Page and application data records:
-=-=-
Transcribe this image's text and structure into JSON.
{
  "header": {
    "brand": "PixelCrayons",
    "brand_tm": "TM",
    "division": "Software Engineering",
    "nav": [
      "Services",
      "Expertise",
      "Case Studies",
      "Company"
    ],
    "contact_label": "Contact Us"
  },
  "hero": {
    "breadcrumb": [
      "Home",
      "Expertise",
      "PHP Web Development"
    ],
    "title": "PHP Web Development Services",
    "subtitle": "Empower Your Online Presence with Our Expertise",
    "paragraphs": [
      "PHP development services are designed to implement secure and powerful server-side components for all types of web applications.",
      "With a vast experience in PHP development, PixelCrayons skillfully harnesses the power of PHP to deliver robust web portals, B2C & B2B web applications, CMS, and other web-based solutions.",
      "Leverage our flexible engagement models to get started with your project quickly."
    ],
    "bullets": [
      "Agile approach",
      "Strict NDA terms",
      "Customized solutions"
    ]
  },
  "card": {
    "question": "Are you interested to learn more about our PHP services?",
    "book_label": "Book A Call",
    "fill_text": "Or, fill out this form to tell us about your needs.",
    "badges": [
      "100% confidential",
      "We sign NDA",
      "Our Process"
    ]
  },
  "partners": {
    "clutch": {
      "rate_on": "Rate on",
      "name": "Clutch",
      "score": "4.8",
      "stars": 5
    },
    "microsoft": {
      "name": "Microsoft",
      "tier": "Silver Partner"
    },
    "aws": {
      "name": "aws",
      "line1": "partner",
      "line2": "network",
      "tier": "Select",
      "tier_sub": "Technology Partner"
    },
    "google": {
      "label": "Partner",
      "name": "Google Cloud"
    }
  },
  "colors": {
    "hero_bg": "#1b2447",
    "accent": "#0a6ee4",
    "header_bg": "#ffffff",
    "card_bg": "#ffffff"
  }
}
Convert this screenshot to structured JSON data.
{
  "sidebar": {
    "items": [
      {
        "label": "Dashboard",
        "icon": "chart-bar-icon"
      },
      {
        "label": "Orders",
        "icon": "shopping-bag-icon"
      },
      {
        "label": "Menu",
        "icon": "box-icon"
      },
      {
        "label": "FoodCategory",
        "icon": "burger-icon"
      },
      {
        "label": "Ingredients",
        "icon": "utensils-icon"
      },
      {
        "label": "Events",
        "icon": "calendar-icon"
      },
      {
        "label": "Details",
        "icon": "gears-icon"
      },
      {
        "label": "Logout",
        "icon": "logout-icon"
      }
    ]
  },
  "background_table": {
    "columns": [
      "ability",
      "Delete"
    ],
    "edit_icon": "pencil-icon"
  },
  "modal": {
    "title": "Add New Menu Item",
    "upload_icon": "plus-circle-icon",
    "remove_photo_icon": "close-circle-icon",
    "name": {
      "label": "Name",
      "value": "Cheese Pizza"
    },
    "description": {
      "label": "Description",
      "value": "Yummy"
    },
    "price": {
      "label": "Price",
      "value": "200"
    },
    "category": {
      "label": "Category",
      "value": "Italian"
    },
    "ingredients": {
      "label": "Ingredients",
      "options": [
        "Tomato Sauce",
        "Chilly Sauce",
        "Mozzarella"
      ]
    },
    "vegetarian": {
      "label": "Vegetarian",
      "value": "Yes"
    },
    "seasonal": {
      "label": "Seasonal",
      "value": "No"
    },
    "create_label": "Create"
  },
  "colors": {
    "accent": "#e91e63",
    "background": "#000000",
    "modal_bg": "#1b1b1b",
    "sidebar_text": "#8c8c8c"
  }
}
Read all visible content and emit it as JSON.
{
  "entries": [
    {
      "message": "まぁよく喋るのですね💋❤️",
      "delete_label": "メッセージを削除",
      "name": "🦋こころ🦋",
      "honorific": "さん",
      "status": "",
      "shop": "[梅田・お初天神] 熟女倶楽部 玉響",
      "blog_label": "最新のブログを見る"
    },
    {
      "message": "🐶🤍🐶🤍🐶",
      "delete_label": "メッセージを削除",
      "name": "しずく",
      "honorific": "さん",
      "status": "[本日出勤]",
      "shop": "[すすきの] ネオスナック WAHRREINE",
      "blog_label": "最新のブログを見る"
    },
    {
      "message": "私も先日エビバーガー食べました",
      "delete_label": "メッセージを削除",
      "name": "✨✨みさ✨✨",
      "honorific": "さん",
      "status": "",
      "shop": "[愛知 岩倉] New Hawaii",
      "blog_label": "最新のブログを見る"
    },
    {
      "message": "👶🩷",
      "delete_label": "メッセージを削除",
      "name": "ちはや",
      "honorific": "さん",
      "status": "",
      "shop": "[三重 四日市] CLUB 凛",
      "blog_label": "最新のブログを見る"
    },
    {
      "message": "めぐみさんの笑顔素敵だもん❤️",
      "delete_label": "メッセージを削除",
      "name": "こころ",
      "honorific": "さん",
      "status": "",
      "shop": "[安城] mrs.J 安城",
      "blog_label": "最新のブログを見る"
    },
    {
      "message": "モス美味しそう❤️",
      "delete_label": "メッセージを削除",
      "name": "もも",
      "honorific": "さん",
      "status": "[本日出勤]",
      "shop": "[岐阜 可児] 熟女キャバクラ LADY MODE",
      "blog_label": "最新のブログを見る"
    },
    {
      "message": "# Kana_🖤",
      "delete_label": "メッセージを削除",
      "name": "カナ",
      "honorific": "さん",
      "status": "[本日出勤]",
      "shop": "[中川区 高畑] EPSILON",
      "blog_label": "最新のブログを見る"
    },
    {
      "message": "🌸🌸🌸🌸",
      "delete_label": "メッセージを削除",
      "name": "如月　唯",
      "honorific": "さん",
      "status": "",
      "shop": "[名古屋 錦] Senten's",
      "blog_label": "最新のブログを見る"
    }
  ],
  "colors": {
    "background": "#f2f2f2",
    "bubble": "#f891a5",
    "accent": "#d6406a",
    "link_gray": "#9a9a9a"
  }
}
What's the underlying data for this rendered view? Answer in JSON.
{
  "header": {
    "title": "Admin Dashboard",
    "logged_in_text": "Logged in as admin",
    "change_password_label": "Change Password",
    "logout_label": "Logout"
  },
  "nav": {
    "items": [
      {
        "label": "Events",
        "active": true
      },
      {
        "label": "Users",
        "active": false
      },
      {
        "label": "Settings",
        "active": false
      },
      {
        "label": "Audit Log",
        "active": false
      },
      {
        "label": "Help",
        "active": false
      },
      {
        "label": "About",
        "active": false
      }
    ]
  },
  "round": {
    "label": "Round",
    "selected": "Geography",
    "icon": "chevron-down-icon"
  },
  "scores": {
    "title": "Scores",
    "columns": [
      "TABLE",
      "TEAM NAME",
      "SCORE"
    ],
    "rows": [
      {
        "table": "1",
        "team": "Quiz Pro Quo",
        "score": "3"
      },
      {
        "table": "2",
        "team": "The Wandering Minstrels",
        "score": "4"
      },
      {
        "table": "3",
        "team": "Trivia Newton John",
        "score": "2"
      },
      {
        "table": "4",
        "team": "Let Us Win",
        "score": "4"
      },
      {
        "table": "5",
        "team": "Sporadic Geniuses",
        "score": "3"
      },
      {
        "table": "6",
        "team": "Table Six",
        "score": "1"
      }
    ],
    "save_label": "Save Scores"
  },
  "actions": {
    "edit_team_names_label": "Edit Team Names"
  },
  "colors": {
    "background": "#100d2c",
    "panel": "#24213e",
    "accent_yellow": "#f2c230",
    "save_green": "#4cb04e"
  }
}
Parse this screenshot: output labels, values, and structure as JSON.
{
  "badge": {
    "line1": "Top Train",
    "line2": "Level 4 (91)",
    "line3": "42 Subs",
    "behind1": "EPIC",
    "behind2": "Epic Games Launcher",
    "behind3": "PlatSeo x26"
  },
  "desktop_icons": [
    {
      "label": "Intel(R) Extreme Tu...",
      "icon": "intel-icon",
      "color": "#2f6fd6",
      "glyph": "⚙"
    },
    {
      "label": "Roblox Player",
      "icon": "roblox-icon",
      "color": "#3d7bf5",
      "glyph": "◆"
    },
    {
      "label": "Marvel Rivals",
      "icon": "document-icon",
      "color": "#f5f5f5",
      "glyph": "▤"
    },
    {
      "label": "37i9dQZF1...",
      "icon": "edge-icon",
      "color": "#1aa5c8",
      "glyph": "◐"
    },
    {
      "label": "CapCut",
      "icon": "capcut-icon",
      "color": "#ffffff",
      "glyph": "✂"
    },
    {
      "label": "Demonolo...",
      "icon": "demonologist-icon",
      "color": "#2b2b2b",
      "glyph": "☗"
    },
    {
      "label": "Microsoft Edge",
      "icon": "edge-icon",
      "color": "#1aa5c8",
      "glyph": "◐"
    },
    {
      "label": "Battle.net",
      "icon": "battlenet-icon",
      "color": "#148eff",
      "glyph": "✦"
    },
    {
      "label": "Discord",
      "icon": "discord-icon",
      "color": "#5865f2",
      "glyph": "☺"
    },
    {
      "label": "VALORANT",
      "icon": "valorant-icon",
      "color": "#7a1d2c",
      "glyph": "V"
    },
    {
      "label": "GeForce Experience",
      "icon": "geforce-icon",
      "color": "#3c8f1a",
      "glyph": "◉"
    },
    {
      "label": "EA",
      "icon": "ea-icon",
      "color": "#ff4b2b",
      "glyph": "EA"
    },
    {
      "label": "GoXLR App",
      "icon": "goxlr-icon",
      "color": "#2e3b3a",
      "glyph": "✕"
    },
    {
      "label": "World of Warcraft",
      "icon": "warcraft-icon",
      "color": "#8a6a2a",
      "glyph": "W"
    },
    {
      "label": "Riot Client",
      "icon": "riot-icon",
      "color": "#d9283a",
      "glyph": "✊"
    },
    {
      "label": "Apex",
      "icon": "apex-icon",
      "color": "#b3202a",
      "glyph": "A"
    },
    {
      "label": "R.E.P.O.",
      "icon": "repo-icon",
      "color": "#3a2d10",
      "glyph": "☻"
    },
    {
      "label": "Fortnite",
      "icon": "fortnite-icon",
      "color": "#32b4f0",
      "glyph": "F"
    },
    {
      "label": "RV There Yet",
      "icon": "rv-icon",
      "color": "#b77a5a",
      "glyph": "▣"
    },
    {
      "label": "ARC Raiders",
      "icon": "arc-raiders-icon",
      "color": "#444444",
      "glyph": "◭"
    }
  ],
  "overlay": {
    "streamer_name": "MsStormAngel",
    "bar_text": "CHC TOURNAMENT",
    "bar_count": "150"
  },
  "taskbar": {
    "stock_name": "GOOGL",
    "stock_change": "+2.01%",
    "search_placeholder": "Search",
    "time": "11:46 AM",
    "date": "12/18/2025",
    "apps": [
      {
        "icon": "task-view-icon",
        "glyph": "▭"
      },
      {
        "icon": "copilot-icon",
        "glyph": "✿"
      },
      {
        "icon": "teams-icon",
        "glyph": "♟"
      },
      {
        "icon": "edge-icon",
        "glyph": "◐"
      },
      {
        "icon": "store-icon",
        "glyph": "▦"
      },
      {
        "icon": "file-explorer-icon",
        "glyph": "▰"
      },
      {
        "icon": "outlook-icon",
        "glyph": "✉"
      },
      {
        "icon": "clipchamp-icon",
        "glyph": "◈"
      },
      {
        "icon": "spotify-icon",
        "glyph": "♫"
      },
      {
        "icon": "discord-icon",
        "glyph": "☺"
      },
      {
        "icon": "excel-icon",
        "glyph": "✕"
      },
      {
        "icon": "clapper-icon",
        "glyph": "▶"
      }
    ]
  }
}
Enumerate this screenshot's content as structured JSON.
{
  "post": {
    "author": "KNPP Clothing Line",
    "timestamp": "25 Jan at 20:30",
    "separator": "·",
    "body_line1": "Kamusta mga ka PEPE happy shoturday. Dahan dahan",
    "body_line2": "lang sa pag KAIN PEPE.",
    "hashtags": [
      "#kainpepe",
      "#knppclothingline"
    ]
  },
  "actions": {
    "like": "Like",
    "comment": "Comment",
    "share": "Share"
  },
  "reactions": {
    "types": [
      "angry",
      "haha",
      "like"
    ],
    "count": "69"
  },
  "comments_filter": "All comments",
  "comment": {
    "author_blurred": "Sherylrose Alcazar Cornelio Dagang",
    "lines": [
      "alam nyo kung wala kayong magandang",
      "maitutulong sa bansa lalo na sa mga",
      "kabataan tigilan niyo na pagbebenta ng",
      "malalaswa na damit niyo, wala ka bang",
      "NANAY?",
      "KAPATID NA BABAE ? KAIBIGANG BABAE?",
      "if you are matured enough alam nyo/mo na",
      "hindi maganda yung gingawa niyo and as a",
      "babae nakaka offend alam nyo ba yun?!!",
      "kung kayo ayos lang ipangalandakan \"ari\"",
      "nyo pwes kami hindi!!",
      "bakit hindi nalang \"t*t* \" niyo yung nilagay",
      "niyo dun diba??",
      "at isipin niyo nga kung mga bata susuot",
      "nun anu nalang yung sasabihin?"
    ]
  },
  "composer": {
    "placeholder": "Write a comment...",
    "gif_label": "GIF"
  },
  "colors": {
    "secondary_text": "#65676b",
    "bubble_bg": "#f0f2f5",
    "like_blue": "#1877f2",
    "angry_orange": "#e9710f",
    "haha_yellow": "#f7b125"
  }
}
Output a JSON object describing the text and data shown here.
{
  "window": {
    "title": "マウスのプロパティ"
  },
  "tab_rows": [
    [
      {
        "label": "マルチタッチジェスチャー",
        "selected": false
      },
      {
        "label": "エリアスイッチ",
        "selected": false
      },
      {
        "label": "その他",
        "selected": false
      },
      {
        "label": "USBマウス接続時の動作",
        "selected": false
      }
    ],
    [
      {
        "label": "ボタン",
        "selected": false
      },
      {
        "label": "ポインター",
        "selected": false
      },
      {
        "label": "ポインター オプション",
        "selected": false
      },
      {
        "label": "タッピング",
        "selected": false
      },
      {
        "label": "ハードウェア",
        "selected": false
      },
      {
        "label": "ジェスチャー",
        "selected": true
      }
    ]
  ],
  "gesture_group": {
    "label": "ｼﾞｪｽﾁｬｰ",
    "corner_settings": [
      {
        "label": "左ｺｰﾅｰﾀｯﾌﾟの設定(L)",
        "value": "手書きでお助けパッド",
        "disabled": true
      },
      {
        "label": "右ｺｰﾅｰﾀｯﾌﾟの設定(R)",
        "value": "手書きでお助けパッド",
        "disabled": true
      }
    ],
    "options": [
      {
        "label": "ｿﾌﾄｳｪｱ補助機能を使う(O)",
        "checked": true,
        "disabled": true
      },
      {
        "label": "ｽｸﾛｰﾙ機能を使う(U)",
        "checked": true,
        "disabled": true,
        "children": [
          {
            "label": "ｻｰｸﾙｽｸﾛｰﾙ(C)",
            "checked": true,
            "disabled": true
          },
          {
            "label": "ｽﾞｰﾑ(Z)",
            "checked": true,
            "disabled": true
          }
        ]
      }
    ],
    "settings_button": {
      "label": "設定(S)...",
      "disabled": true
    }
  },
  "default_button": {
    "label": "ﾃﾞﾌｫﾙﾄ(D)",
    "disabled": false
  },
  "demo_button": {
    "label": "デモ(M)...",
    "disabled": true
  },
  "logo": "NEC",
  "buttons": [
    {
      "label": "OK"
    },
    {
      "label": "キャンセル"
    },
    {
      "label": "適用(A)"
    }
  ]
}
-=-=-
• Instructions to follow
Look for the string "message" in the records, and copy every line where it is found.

• Output below
      "message": "まぁよく喋るのですね💋❤️",
      "message": "🐶🤍🐶🤍🐶",
      "message": "私も先日エビバーガー食べました",
      "message": "👶🩷",
      "message": "めぐみさんの笑顔素敵だもん❤️",
      "message": "モス美味しそう❤️",
      "message": "# Kana_🖤",
      "message": "🌸🌸🌸🌸",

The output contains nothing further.